The twenty-fourth academic year at the Mandel School for Educational Leadership was launched on September 2 with 20 new fellows of cohort 24 joining the 20 fellows of cohort 23 who are beginning their second year at the School. The new fellows hail from a wide range of sectors in Israeli society, among them school principals, social activists, heads of educational organizations, academics, and others with backgrounds in the IDF, in music, and in sustainability.
“The new year in Jewish tradition is connected to personal reflection,” said Danny Bar Giora, director of the Mandel School for Educational Leadership. “The ability to reflect on one’s actions and behavior, and to ask difficult questions, while at the same time retaining an optimistic outlook, is a very important ability for anyone to have, but far more so for educational professionals.”
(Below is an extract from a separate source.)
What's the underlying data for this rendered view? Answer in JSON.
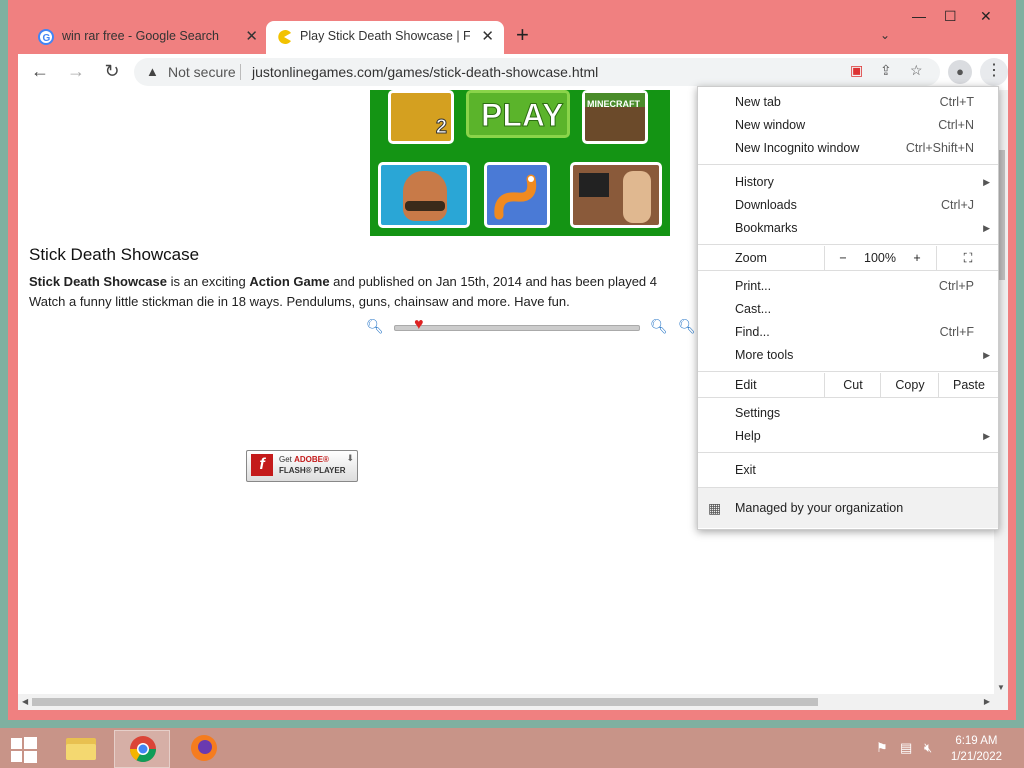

The opening lecture was given by Rabbi Jeremy Stavisky, the principal of the Himmelfarb high school in Jerusalem. Rabbi Stavisky described the work of the school principal and the community leader, and the choices and decisions they face, especially in an environment in which leading change is often fraught with religious and social tensions.
Each year, the Mandel School for Educational Leadership accepts around twenty fellows with proven management skills, strong intellectual capabilities, and the commitment to lead change for the better in Israeli society and education. The School, a joint venture of the Mandel Foundation and the Ministry of Education, offers a unique two-year program of study through which it helps fellows develop their personal and professional visions, deepen their knowledge, and strengthen their ability to contribute to the field of education in Israel.
In his remarks, Moshe Vigdor, the director-general of the Mandel Foundation-Israel, noted the importance of the School’s role in honing the fellows’ personal and professional visions: “In this special place there is an opportunity to step back from the bustle of the day-to-day, to examine issues in depth from different perspectives, and to nurture the imagination, which is where vision comes from. Albert Einstein himself said that the imagination is stronger than knowledge.”